-- Records shown --
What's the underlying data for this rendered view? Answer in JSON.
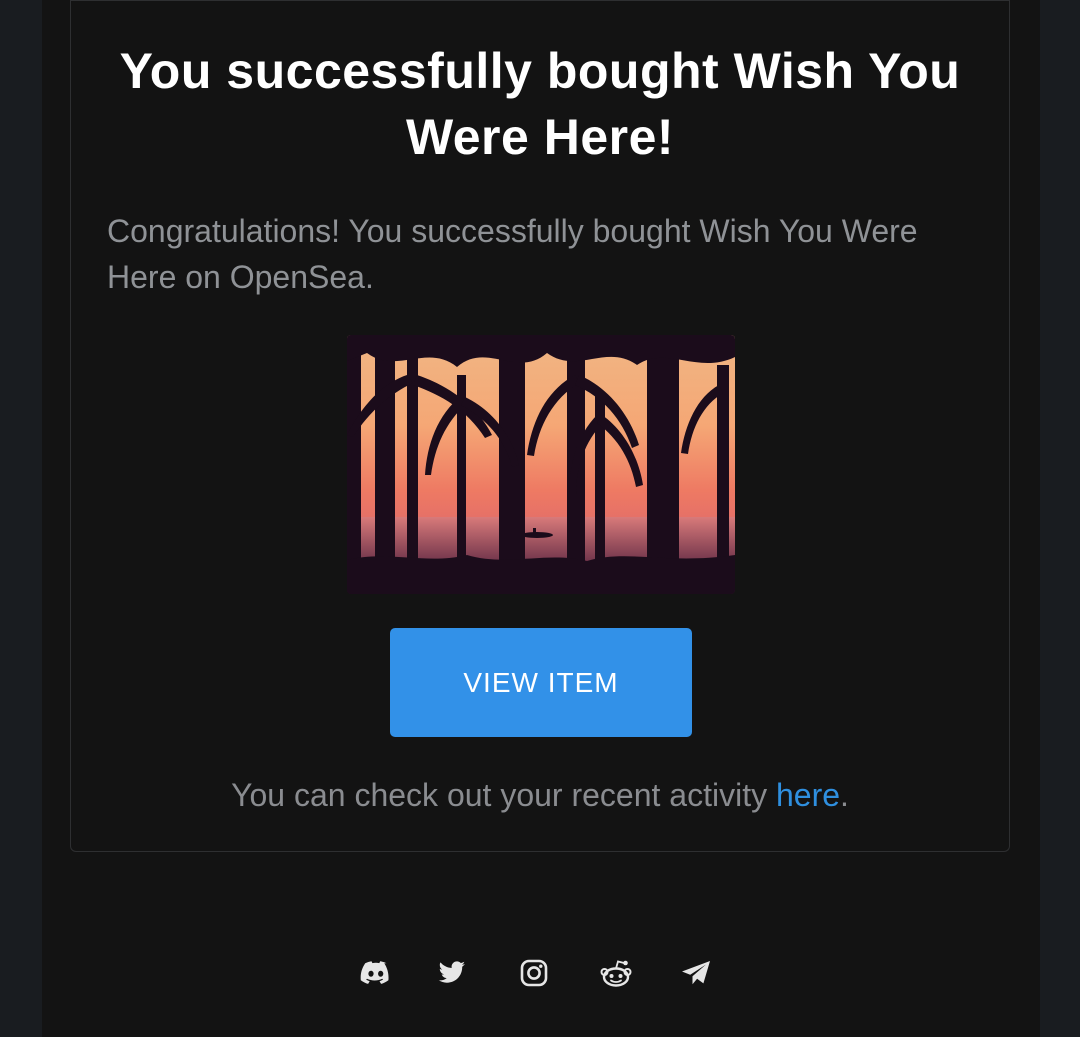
{
  "email": {
    "title": "You successfully bought Wish You Were Here!",
    "message": "Congratulations! You successfully bought Wish You Were Here on OpenSea.",
    "image": {
      "icon": "palm-trees-sunset-image"
    },
    "button_label": "VIEW ITEM",
    "activity_prefix": "You can check out your recent activity ",
    "activity_link": "here",
    "activity_suffix": "."
  },
  "footer": {
    "social_icons": [
      "discord-icon",
      "twitter-icon",
      "instagram-icon",
      "reddit-icon",
      "telegram-icon"
    ]
  },
  "colors": {
    "background": "#191c20",
    "panel": "#131313",
    "button": "#3291e8",
    "link": "#2f8fdf",
    "body_text": "#8f9296"
  }
}
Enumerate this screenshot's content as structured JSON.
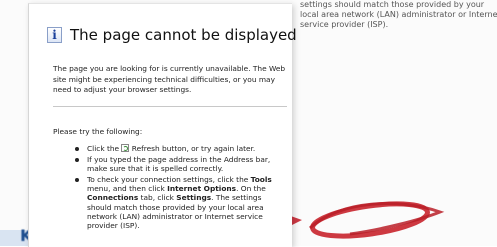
{
  "background": {
    "lines": [
      "settings should match those provided by your",
      "local area network (LAN) administrator or Internet",
      "service provider (ISP)."
    ],
    "logo_text": "Kros"
  },
  "panel": {
    "title": "The page cannot be displayed",
    "intro": "The page you are looking for is currently unavailable. The Web site might be experiencing technical difficulties, or you may need to adjust your browser settings.",
    "try_heading": "Please try the following:",
    "step1_a": "Click the ",
    "step1_b": " Refresh button, or try again later.",
    "step2": "If you typed the page address in the Address bar, make sure that it is spelled correctly.",
    "step3_a": "To check your connection settings, click the ",
    "step3_tools": "Tools",
    "step3_b": " menu, and then click ",
    "step3_options": "Internet Options",
    "step3_c": ". On the ",
    "step3_connections": "Connections",
    "step3_d": " tab, click ",
    "step3_settings": "Settings",
    "step3_e": ". The settings should match those provided by your local area network (LAN) administrator or Internet service provider (ISP)."
  }
}
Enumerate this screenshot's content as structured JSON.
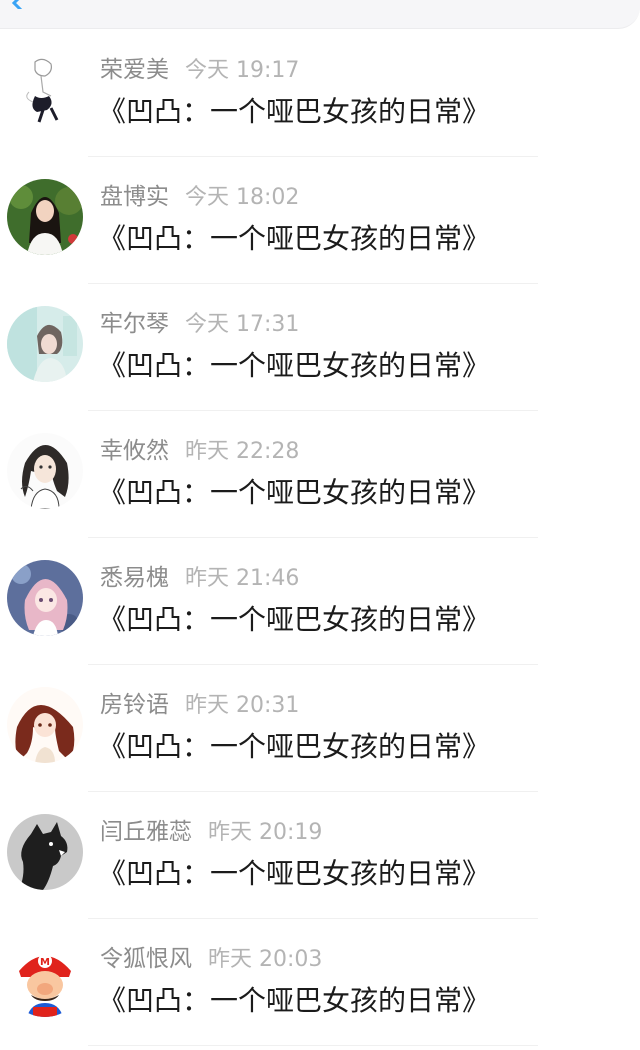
{
  "header": {
    "back_icon": "chevron-left-icon"
  },
  "comments": [
    {
      "name": "荣爱美",
      "time": "今天 19:17",
      "text": "《凹凸：一个哑巴女孩的日常》",
      "avatar_icon": "sketch-figure-avatar"
    },
    {
      "name": "盘博实",
      "time": "今天 18:02",
      "text": "《凹凸：一个哑巴女孩的日常》",
      "avatar_icon": "girl-photo-avatar"
    },
    {
      "name": "牢尔琴",
      "time": "今天 17:31",
      "text": "《凹凸：一个哑巴女孩的日常》",
      "avatar_icon": "light-photo-avatar"
    },
    {
      "name": "幸攸然",
      "time": "昨天 22:28",
      "text": "《凹凸：一个哑巴女孩的日常》",
      "avatar_icon": "drawn-girl-avatar"
    },
    {
      "name": "悉易槐",
      "time": "昨天 21:46",
      "text": "《凹凸：一个哑巴女孩的日常》",
      "avatar_icon": "anime-girl-avatar"
    },
    {
      "name": "房铃语",
      "time": "昨天 20:31",
      "text": "《凹凸：一个哑巴女孩的日常》",
      "avatar_icon": "red-hair-anime-avatar"
    },
    {
      "name": "闫丘雅蕊",
      "time": "昨天 20:19",
      "text": "《凹凸：一个哑巴女孩的日常》",
      "avatar_icon": "wolf-head-avatar"
    },
    {
      "name": "令狐恨风",
      "time": "昨天 20:03",
      "text": "《凹凸：一个哑巴女孩的日常》",
      "avatar_icon": "mario-avatar"
    }
  ]
}
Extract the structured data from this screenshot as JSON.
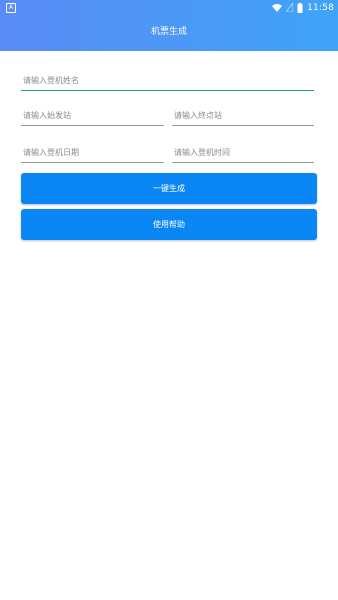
{
  "status_bar": {
    "app_icon_letter": "A",
    "time": "11:58"
  },
  "header": {
    "title": "机票生成"
  },
  "form": {
    "name_placeholder": "请输入登机姓名",
    "departure_placeholder": "请输入始发站",
    "destination_placeholder": "请输入终点站",
    "date_placeholder": "请输入登机日期",
    "time_placeholder": "请输入登机时间"
  },
  "buttons": {
    "generate": "一键生成",
    "help": "使用帮助"
  },
  "colors": {
    "header_start": "#5a8cf6",
    "header_end": "#3fa3f8",
    "button": "#0a86f5",
    "active_underline": "#1f9e8e"
  }
}
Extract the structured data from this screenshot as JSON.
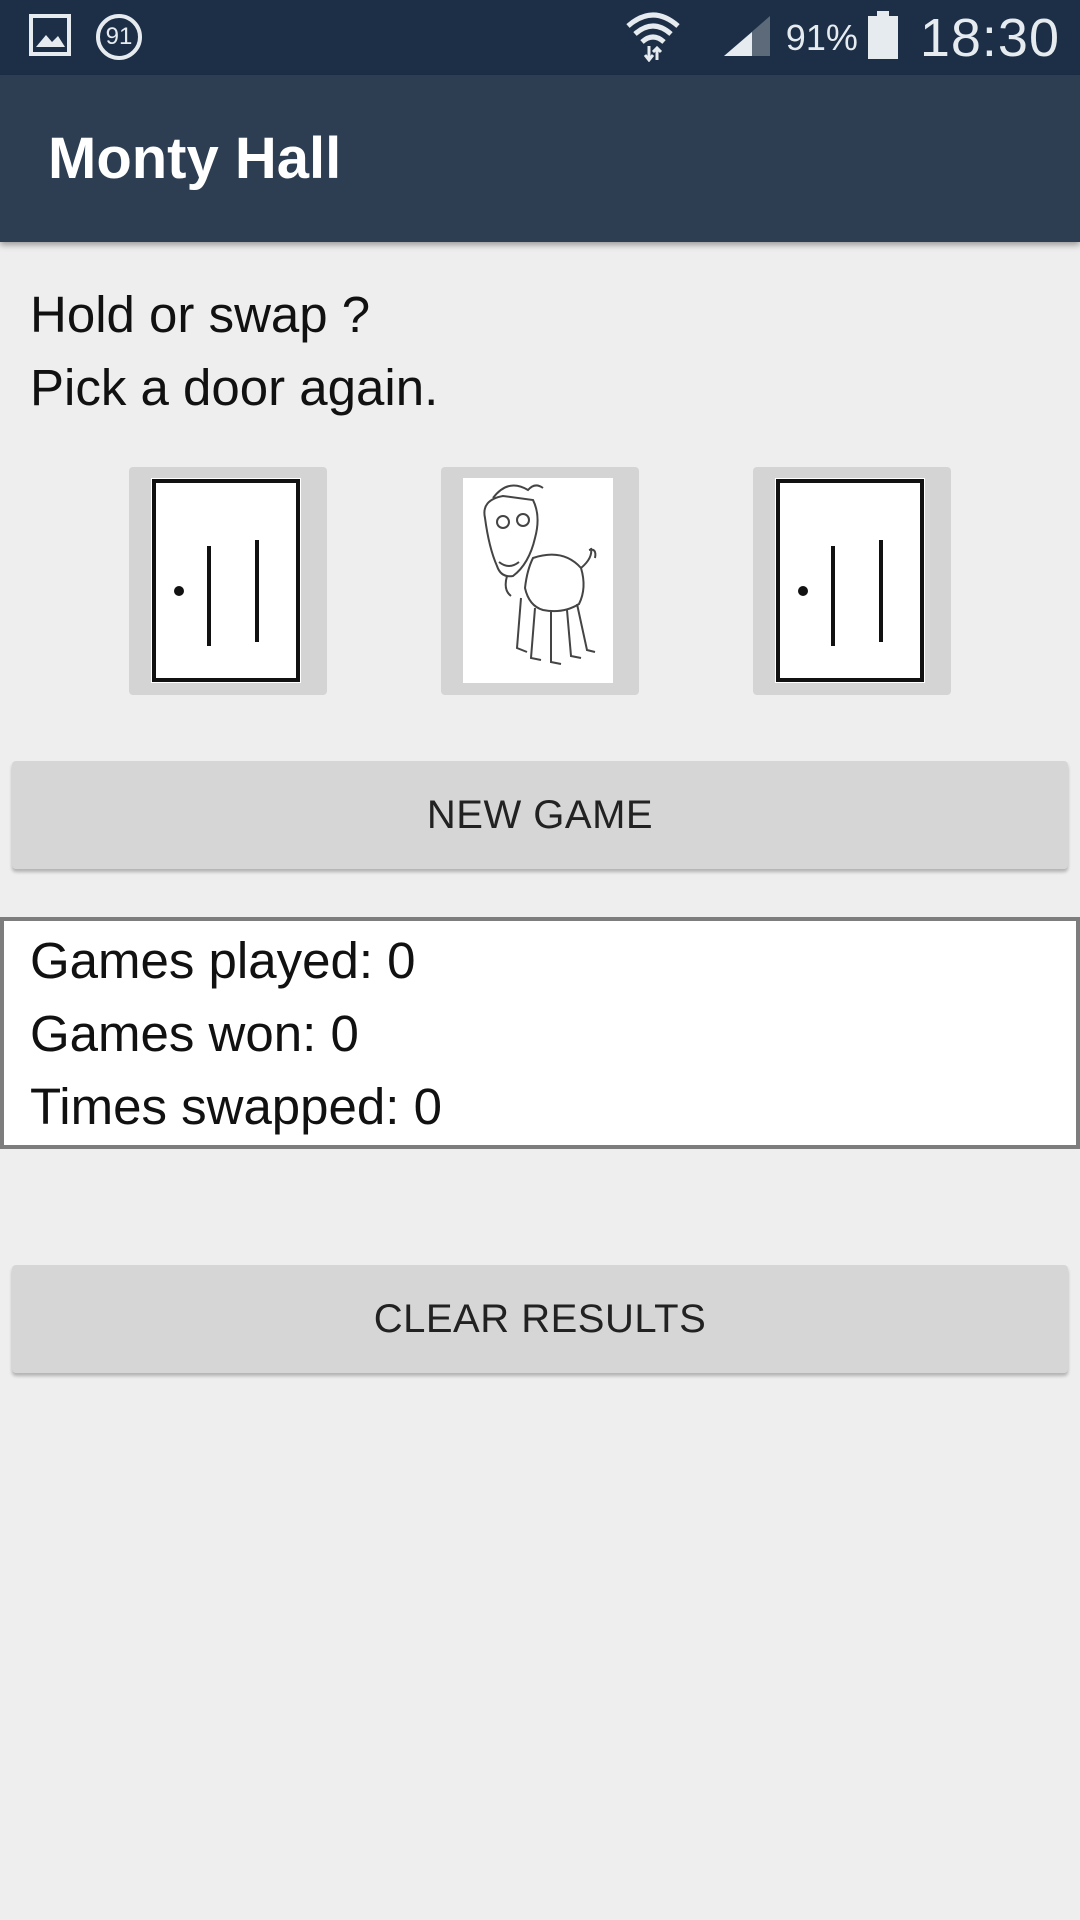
{
  "status_bar": {
    "battery_percent": "91%",
    "time": "18:30",
    "notification_badge": "91",
    "icons": [
      "gallery-icon",
      "data-usage-icon",
      "wifi-icon",
      "signal-icon",
      "battery-icon"
    ]
  },
  "app_bar": {
    "title": "Monty Hall"
  },
  "prompt": {
    "line1": "Hold or swap ?",
    "line2": "Pick a door again."
  },
  "doors": [
    {
      "state": "closed",
      "icon": "door-icon"
    },
    {
      "state": "open-goat",
      "icon": "goat-icon"
    },
    {
      "state": "closed",
      "icon": "door-icon"
    }
  ],
  "buttons": {
    "new_game": "NEW GAME",
    "clear_results": "CLEAR RESULTS"
  },
  "results": {
    "games_played": "Games played: 0",
    "games_won": "Games won: 0",
    "times_swapped": "Times swapped: 0"
  },
  "colors": {
    "status_bar": "#1c2f47",
    "app_bar": "#2e3e52",
    "background": "#eeeeee",
    "button": "#d6d6d6"
  }
}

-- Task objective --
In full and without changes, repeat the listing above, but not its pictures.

-- Answer below --
What's the underlying data for this rendered view? Answer in JSON.
{
  "email": {
    "title": "You successfully bought Wish You Were Here!",
    "message": "Congratulations! You successfully bought Wish You Were Here on OpenSea.",
    "image": {
      "icon": "palm-trees-sunset-image"
    },
    "button_label": "VIEW ITEM",
    "activity_prefix": "You can check out your recent activity ",
    "activity_link": "here",
    "activity_suffix": "."
  },
  "footer": {
    "social_icons": [
      "discord-icon",
      "twitter-icon",
      "instagram-icon",
      "reddit-icon",
      "telegram-icon"
    ]
  },
  "colors": {
    "background": "#191c20",
    "panel": "#131313",
    "button": "#3291e8",
    "link": "#2f8fdf",
    "body_text": "#8f9296"
  }
}
Enumerate this screenshot's content as structured JSON.
{
  "background": {
    "lines": [
      "settings should match those provided by your",
      "local area network (LAN) administrator or Internet",
      "service provider (ISP)."
    ],
    "logo_text": "Kros"
  },
  "panel": {
    "title": "The page cannot be displayed",
    "intro": "The page you are looking for is currently unavailable. The Web site might be experiencing technical difficulties, or you may need to adjust your browser settings.",
    "try_heading": "Please try the following:",
    "step1_a": "Click the ",
    "step1_b": " Refresh button, or try again later.",
    "step2": "If you typed the page address in the Address bar, make sure that it is spelled correctly.",
    "step3_a": "To check your connection settings, click the ",
    "step3_tools": "Tools",
    "step3_b": " menu, and then click ",
    "step3_options": "Internet Options",
    "step3_c": ". On the ",
    "step3_connections": "Connections",
    "step3_d": " tab, click ",
    "step3_settings": "Settings",
    "step3_e": ". The settings should match those provided by your local area network (LAN) administrator or Internet service provider (ISP)."
  }
}
Enumerate this screenshot's content as structured JSON.
{
  "header": {
    "back_icon": "chevron-left-icon"
  },
  "comments": [
    {
      "name": "荣爱美",
      "time": "今天 19:17",
      "text": "《凹凸：一个哑巴女孩的日常》",
      "avatar_icon": "sketch-figure-avatar"
    },
    {
      "name": "盘博实",
      "time": "今天 18:02",
      "text": "《凹凸：一个哑巴女孩的日常》",
      "avatar_icon": "girl-photo-avatar"
    },
    {
      "name": "牢尔琴",
      "time": "今天 17:31",
      "text": "《凹凸：一个哑巴女孩的日常》",
      "avatar_icon": "light-photo-avatar"
    },
    {
      "name": "幸攸然",
      "time": "昨天 22:28",
      "text": "《凹凸：一个哑巴女孩的日常》",
      "avatar_icon": "drawn-girl-avatar"
    },
    {
      "name": "悉易槐",
      "time": "昨天 21:46",
      "text": "《凹凸：一个哑巴女孩的日常》",
      "avatar_icon": "anime-girl-avatar"
    },
    {
      "name": "房铃语",
      "time": "昨天 20:31",
      "text": "《凹凸：一个哑巴女孩的日常》",
      "avatar_icon": "red-hair-anime-avatar"
    },
    {
      "name": "闫丘雅蕊",
      "time": "昨天 20:19",
      "text": "《凹凸：一个哑巴女孩的日常》",
      "avatar_icon": "wolf-head-avatar"
    },
    {
      "name": "令狐恨风",
      "time": "昨天 20:03",
      "text": "《凹凸：一个哑巴女孩的日常》",
      "avatar_icon": "mario-avatar"
    }
  ]
}
Extract the structured data from this screenshot as JSON.
{
  "status_bar": {
    "app_icon_letter": "A",
    "time": "11:58"
  },
  "header": {
    "title": "机票生成"
  },
  "form": {
    "name_placeholder": "请输入登机姓名",
    "departure_placeholder": "请输入始发站",
    "destination_placeholder": "请输入终点站",
    "date_placeholder": "请输入登机日期",
    "time_placeholder": "请输入登机时间"
  },
  "buttons": {
    "generate": "一键生成",
    "help": "使用帮助"
  },
  "colors": {
    "header_start": "#5a8cf6",
    "header_end": "#3fa3f8",
    "button": "#0a86f5",
    "active_underline": "#1f9e8e"
  }
}
Extract the structured data from this screenshot as JSON.
{
  "status_bar": {
    "battery_percent": "91%",
    "time": "18:30",
    "notification_badge": "91",
    "icons": [
      "gallery-icon",
      "data-usage-icon",
      "wifi-icon",
      "signal-icon",
      "battery-icon"
    ]
  },
  "app_bar": {
    "title": "Monty Hall"
  },
  "prompt": {
    "line1": "Hold or swap ?",
    "line2": "Pick a door again."
  },
  "doors": [
    {
      "state": "closed",
      "icon": "door-icon"
    },
    {
      "state": "open-goat",
      "icon": "goat-icon"
    },
    {
      "state": "closed",
      "icon": "door-icon"
    }
  ],
  "buttons": {
    "new_game": "NEW GAME",
    "clear_results": "CLEAR RESULTS"
  },
  "results": {
    "games_played": "Games played: 0",
    "games_won": "Games won: 0",
    "times_swapped": "Times swapped: 0"
  },
  "colors": {
    "status_bar": "#1c2f47",
    "app_bar": "#2e3e52",
    "background": "#eeeeee",
    "button": "#d6d6d6"
  }
}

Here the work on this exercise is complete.